TASK GOAL: Because the pictures are not wanted, reproduce the rest of the records below exactly as they stand.
= Beginning of Section =
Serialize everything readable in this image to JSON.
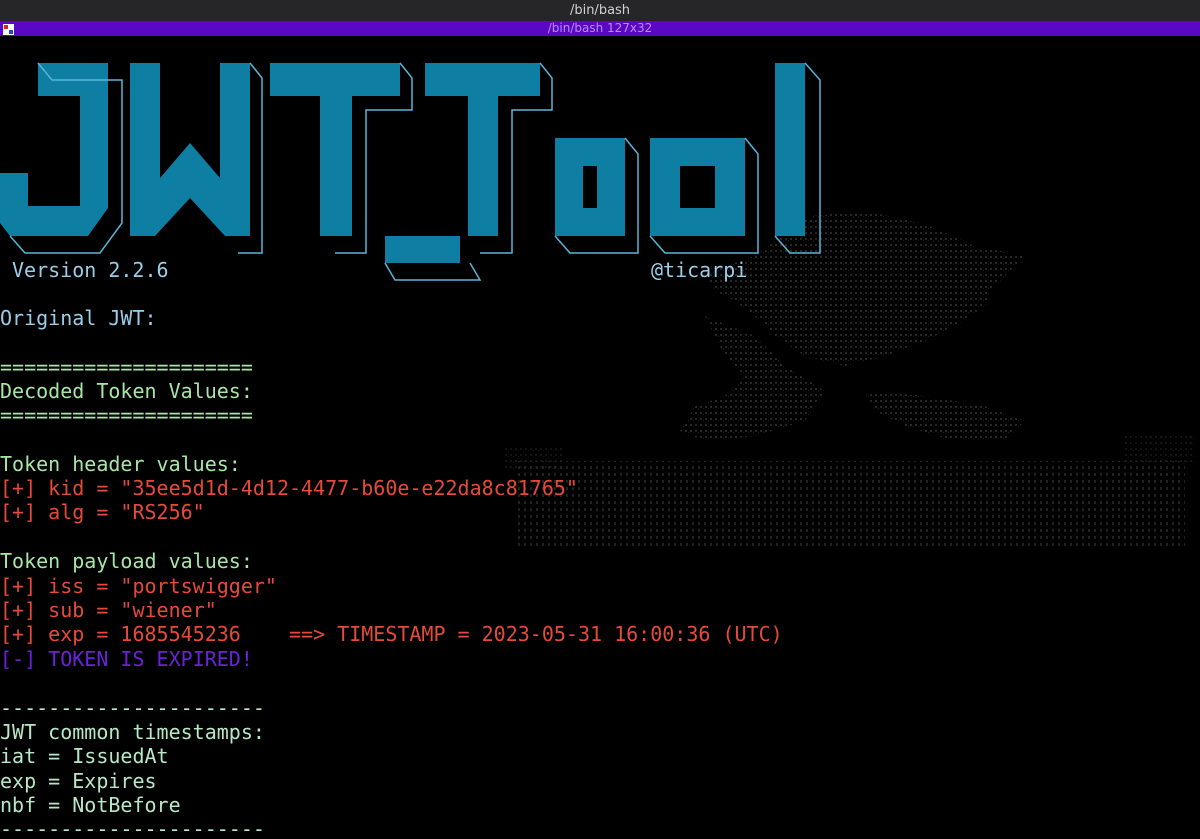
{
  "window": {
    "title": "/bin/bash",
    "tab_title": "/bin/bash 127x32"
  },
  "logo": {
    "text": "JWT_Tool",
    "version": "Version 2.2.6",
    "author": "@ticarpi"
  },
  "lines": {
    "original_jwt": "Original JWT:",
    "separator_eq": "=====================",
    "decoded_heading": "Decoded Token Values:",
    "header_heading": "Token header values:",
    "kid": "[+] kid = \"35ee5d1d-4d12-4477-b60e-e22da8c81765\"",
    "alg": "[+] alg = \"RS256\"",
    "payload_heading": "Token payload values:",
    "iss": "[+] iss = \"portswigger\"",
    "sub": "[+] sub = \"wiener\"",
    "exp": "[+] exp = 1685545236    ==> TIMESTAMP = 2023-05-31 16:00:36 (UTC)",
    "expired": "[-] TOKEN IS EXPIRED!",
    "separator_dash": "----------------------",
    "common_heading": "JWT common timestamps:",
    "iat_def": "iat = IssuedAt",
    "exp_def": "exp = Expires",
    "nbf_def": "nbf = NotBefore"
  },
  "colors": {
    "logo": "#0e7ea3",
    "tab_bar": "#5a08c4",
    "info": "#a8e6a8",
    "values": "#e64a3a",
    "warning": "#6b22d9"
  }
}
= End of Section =
RESPONSE AREA:
Serialize everything readable in this image to JSON.
{
  "window": {
    "title": "/bin/bash",
    "tab_title": "/bin/bash 127x32"
  },
  "logo": {
    "text": "JWT_Tool",
    "version": "Version 2.2.6",
    "author": "@ticarpi"
  },
  "lines": {
    "original_jwt": "Original JWT:",
    "separator_eq": "=====================",
    "decoded_heading": "Decoded Token Values:",
    "header_heading": "Token header values:",
    "kid": "[+] kid = \"35ee5d1d-4d12-4477-b60e-e22da8c81765\"",
    "alg": "[+] alg = \"RS256\"",
    "payload_heading": "Token payload values:",
    "iss": "[+] iss = \"portswigger\"",
    "sub": "[+] sub = \"wiener\"",
    "exp": "[+] exp = 1685545236    ==> TIMESTAMP = 2023-05-31 16:00:36 (UTC)",
    "expired": "[-] TOKEN IS EXPIRED!",
    "separator_dash": "----------------------",
    "common_heading": "JWT common timestamps:",
    "iat_def": "iat = IssuedAt",
    "exp_def": "exp = Expires",
    "nbf_def": "nbf = NotBefore"
  },
  "colors": {
    "logo": "#0e7ea3",
    "tab_bar": "#5a08c4",
    "info": "#a8e6a8",
    "values": "#e64a3a",
    "warning": "#6b22d9"
  }
}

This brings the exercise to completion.